Everyone is familiar with the old adage, “the customer is always right.” This motto, pioneered by retail magnates Harry Gordon Selfridge, John Wanamaker and Marshall Field, prioritizes customer satisfaction above all else, and is still so crucial in business today that it was detailed in my previous contribution, “Three Strategies For Your Business To Transform Customer Communications.” But despite small and medium-sized businesses’ familiarity with the adage, they aren’t getting the message — or more accurately, they aren’t getting the text message.
Cloudli Communications recently surveyed 1,000 U.S. consumers to better understand their communication preferences with SMBs. Some responses were expected — for example, 94% of consumers reported that they wanted to support SMBs, consistent with the “shop small” movement that has gained momentum over the past months.
Other results, however, were more revealing: For instance, a staggering 87% of shoppers reported that they were often forced to turn to online shopping because purchasing locally was too inconvenient. The remedy in the eyes of 78% of consumers? Text messaging.
Nearly 93% of consumers want to text with businesses. Despite this, consumers have yet to see a significant increase in text messaging capability from SMBs. Instead, two-thirds of consumers report that less than one-third of businesses are texting them.
Interestingly, a considerable number of shoppers (76%) report they’d be more likely to frequent SMBs that offer text messaging. Nearly three-quarters said they’d make the switch to shopping local if the business offered text messaging.
Text is Just the Beginning
But what do customers truly want? Text messaging, phone calls, e-mails, snail mail? Shoppers ranked phone calls and the traditional mailed letter as the least preferred methods of business communication. Though phone calls ended up near the bottom of the heap, consumers aren’t ready to ditch the phone just yet. In fact, sectors long associated with communication via telephone are still finding their phone ringing, with over one-third of consumers still preferring to call health and wellness providers and financial institutions. So while text messaging is an essential customer communication channel, there’s still a place for voice calls, too.
Interestingly, consumers want to communicate via text with some businesses more than others. When reaching out to personal care businesses (e.g., spas, hair salons and barbershops), nearly three times more people want to communicate via text rather than phone. Communication with restaurants and retailers via text messaging is also preferred, with two times more people preferring to text.
Cloudli’s survey also revealed that consumers prefer digital communication when being contacted by businesses, ranking text and email communications neck-and-neck as the preferred method of contact across all demographics.

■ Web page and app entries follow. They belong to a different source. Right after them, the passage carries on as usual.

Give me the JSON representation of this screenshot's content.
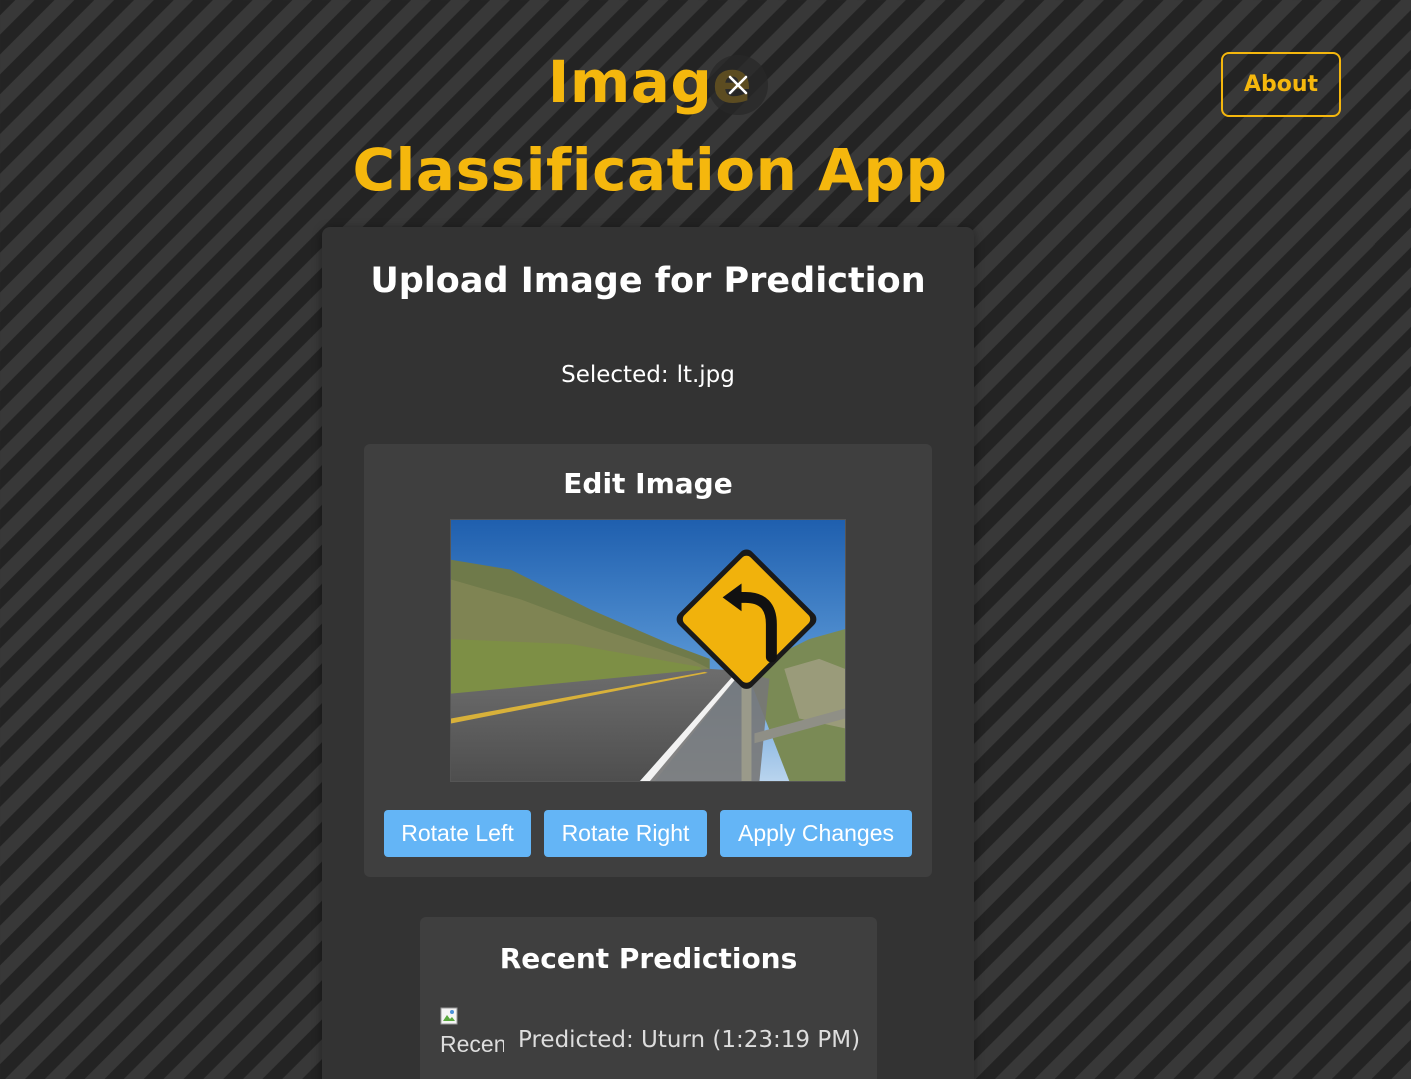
{
  "header": {
    "title_line1": "Image",
    "title_line2": "Classification App",
    "about_label": "About",
    "close_icon": "close-icon"
  },
  "upload": {
    "heading": "Upload Image for Prediction",
    "selected_label": "Selected:",
    "selected_file": "lt.jpg"
  },
  "editor": {
    "heading": "Edit Image",
    "image_subject": "yellow road sign with left curve arrow beside a highway",
    "buttons": {
      "rotate_left": "Rotate Left",
      "rotate_right": "Rotate Right",
      "apply": "Apply Changes"
    }
  },
  "recent": {
    "heading": "Recent Predictions",
    "items": [
      {
        "thumb_alt": "Recent",
        "prefix": "Predicted:",
        "label": "Uturn",
        "time": "(1:23:19 PM)"
      }
    ]
  },
  "colors": {
    "accent": "#f5b70d",
    "button": "#64b5f6",
    "card": "#333333",
    "panel": "#3f3f3f"
  }
}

Similarly, 73% of respondents reported that the ability to communicate with businesses via text messaging has improved and/or simplified their experience.
It was almost unanimous that messaging or calling could be appropriate depending on the situation, though over 77% of Gen X, millennials and Gen Z shared that they’d be more likely to shop with a business they can text.
What’s an SMB to do?
When it comes to customer communications, less isn’t more — consumers are clear that they want choice in how they communicate with the businesses they frequent. The need to adopt business text messaging is obvious, but that doesn’t mean that SMBs can forget about phone calls altogether. Here are three things to think about when creating your communications plan:
Consider a blended communication strategy that includes business texting and voice capabilities, which can be enabled and implemented with a unified communication system.
Prioritize communication platforms that can unify conversations across text and phone calls for streamlined customer communications.
Have staff ready and trained to answer the most common questions promptly via text, which can be accomplished with communication system features such as business texting and shared business numbers.
To adapt and survive in a world where big business and e-commerce are only a click away, SMBs will need to implement a blended messaging and call communication strategy to compete for customers, who increasingly want to text and talk with businesses.